Somehow, Halloween has gotten to be almost as commercialized as Christmas. Go to Target or Walmart and you’ll find aisle upon aisle with costumes, candy, inflatable pumpkins for your front yard, orange lights to hang outside and enough knick-knacks to fill your grandmother’s house a couple times over.
This week I got an email from Bud to Boss with “Are zombies invading your office?” in the Subject line. Given all the talk about trick-or-treating that’s going on at my house, it caught my attention and got me thinking. With companies reeling in their spending and head count, many people find themselves overwhelmed because they are doing the job of two or three people, in over their heads because they’ve been tasked with responsibilities they aren’t qualified for or unhappy with their current position but unwilling to look for a new job because there aren’t many out there to be had. In any of these cases, it isn’t doing the company any favors.
So what if you are a supervisor of someone who falls into these categories? Here’s what Bud to Boss recommends for keeping the energy going in your workplace:
- Recruit the living. Hire only those people who respond to your job postings and you might as well set up an office in the graveyard. Instead, actively seek out people who are enthusiastically and happily working in their current jobs, and then lure them away.
- Check for vital signs. During the hiring process, ask questions that will draw out candidates’ attitudes. Do they speak excitedly about overcoming a challenge or dealing with difficult customers? Remember: You can train workers in most skills, but a bad attitude festers.

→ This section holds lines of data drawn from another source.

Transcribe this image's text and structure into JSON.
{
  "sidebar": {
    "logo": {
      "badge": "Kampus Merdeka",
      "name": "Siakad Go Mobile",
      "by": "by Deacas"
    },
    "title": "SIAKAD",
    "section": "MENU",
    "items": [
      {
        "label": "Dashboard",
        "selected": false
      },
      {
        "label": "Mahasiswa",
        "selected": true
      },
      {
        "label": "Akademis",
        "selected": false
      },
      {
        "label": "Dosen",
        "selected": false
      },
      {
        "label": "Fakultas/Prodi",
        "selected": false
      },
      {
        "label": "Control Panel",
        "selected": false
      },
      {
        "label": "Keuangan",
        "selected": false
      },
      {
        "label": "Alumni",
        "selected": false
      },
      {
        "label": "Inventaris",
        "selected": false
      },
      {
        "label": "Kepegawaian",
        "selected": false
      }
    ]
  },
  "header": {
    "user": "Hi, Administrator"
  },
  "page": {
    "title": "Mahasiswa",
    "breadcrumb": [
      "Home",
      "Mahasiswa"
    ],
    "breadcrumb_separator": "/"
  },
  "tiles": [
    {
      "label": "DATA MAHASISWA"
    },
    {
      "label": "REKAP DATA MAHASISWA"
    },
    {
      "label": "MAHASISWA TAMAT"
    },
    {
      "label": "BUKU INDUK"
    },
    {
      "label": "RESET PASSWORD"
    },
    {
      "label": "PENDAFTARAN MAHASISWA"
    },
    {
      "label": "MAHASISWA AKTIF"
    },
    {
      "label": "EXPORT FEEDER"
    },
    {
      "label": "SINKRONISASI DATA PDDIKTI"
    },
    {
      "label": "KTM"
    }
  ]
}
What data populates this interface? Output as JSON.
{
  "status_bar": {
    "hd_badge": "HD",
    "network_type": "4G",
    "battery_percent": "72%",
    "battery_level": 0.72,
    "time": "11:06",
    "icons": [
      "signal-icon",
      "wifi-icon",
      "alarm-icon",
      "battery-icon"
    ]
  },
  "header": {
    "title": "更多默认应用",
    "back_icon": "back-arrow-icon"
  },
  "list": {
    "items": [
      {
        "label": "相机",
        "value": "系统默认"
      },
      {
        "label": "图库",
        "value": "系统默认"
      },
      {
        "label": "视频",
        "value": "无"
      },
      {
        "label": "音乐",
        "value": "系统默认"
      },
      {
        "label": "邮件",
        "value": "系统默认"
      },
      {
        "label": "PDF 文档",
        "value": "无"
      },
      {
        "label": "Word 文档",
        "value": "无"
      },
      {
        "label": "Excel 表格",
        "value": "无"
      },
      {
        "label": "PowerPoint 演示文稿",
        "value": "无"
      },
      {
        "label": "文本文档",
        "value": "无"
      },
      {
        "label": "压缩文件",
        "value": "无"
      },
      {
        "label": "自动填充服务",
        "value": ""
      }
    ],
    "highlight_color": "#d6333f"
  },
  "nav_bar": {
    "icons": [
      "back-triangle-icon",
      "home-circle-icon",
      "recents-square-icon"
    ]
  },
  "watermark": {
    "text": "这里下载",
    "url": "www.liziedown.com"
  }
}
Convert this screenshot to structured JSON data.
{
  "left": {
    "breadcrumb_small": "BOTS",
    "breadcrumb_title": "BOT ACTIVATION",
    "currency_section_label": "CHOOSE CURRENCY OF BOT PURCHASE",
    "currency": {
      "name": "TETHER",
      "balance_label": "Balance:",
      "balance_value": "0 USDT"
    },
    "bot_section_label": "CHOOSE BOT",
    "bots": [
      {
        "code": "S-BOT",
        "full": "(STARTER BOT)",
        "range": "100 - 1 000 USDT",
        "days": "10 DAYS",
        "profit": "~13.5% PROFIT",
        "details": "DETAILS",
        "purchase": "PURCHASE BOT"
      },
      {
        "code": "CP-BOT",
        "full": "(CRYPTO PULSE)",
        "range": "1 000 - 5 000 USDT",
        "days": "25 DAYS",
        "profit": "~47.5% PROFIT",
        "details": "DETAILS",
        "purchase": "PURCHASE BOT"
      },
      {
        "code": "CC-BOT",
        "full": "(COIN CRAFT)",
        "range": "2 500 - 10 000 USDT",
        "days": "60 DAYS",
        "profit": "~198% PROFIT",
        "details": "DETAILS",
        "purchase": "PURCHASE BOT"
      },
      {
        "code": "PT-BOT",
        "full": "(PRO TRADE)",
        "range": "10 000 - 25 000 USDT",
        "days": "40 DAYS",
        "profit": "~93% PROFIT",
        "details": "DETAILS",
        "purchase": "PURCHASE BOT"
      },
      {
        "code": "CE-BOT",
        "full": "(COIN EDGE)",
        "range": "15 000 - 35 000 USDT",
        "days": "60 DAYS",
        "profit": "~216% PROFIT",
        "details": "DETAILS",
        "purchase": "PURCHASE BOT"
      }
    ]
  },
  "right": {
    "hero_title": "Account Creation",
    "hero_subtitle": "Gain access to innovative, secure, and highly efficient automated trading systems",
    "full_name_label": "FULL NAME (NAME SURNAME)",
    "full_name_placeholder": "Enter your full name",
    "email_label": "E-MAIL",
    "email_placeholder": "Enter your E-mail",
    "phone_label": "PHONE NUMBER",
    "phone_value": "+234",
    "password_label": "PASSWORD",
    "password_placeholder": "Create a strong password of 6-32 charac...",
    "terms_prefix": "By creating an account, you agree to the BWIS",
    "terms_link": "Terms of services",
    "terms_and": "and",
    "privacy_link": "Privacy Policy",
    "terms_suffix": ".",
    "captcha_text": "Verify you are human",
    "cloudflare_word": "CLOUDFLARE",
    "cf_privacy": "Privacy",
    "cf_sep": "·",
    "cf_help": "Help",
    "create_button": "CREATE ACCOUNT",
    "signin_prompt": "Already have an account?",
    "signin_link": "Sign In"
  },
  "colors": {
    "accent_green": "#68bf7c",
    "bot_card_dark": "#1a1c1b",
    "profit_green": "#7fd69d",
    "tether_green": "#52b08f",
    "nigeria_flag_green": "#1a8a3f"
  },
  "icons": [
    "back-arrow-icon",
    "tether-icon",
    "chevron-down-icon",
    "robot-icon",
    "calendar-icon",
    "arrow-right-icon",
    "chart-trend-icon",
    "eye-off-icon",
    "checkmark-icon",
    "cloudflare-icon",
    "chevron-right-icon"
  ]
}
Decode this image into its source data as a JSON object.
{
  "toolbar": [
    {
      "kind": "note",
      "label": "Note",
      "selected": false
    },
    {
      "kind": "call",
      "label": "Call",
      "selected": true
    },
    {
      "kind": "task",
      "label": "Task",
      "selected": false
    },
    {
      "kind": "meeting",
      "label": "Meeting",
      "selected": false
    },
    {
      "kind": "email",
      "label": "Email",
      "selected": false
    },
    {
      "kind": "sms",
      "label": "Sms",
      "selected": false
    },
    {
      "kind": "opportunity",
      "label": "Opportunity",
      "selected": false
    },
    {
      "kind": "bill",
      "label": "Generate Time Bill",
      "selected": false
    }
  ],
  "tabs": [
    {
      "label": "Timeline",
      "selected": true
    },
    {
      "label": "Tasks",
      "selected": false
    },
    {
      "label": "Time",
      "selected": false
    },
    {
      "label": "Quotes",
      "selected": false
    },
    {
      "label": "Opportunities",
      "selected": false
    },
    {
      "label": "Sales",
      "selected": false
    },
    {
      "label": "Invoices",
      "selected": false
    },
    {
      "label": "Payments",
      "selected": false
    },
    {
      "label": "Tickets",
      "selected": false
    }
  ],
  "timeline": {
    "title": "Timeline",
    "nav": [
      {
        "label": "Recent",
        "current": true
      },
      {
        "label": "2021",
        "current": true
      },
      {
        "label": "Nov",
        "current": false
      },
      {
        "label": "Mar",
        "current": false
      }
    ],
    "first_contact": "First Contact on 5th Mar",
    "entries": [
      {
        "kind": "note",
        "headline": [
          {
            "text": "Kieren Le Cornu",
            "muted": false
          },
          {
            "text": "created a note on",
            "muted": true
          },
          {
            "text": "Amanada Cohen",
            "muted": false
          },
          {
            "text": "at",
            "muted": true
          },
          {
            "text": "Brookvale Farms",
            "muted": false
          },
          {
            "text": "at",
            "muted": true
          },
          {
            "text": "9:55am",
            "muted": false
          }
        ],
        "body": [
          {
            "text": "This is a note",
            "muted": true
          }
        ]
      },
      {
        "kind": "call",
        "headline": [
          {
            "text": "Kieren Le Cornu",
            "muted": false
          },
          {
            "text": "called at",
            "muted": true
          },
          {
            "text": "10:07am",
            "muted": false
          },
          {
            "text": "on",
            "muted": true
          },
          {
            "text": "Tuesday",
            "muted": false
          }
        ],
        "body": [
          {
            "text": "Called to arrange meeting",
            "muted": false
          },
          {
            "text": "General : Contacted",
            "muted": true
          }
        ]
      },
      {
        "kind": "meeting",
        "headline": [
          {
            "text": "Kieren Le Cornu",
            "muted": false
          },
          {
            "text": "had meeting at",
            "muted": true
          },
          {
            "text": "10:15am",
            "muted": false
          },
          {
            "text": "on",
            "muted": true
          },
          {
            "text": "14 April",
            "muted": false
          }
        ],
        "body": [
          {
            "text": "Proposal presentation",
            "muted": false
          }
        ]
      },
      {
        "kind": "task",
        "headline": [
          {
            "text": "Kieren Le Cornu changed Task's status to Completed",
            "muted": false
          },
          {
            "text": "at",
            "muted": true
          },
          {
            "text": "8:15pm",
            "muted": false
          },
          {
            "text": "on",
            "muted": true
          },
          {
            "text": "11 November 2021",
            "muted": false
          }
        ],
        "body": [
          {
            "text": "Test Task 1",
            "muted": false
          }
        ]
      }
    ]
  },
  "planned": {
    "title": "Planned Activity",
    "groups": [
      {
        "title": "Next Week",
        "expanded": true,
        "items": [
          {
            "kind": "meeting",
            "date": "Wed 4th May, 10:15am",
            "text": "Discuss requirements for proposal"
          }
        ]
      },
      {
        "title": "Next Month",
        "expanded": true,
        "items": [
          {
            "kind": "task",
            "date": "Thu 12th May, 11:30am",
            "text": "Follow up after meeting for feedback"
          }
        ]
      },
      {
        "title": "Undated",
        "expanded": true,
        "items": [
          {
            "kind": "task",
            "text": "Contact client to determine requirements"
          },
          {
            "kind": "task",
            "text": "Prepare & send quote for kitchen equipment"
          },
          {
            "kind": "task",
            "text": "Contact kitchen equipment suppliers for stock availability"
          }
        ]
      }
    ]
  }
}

- Zap their brains. Keep employees’ minds active by giving them assignments that are challenging and that tap their interests. When they complain about a situation, ask “What do you think we should do?” Train them to develop solutions instead of moaning. Don’t promote workers out of the positions that they enjoy and excel at; find ways to use those talents in new ways. Example: Make highly skilled employees mentors for new hires.
- Isolate the infection. Zombies aren’t hard to spot. If you ignore the early signs of decay, one zombie will feed off your entire team. Soon, you’ll be facing an army of the undead. Better to confront just one. Be clear with your team members about what behaviors are unacceptable. And if they cross the line, remove them from your team. (Following your HR policies, of course, not violently.)
- Seal the Pit of Nowhere. That’s where employees’ ideas die, neglected or mired in red tape. And when that happens, it also snuffs out other signs of life. Give your team a way to submit ideas, and follow up promptly on every one, even those you can’t implement.
The key to each of these points is communication. Whether you’re interacting face to face or through online meetings, keep them in mind so your department or office doesn’t turn into a place of doom and gloom.
Have you had success turning attitudes around? What tips can you recommend?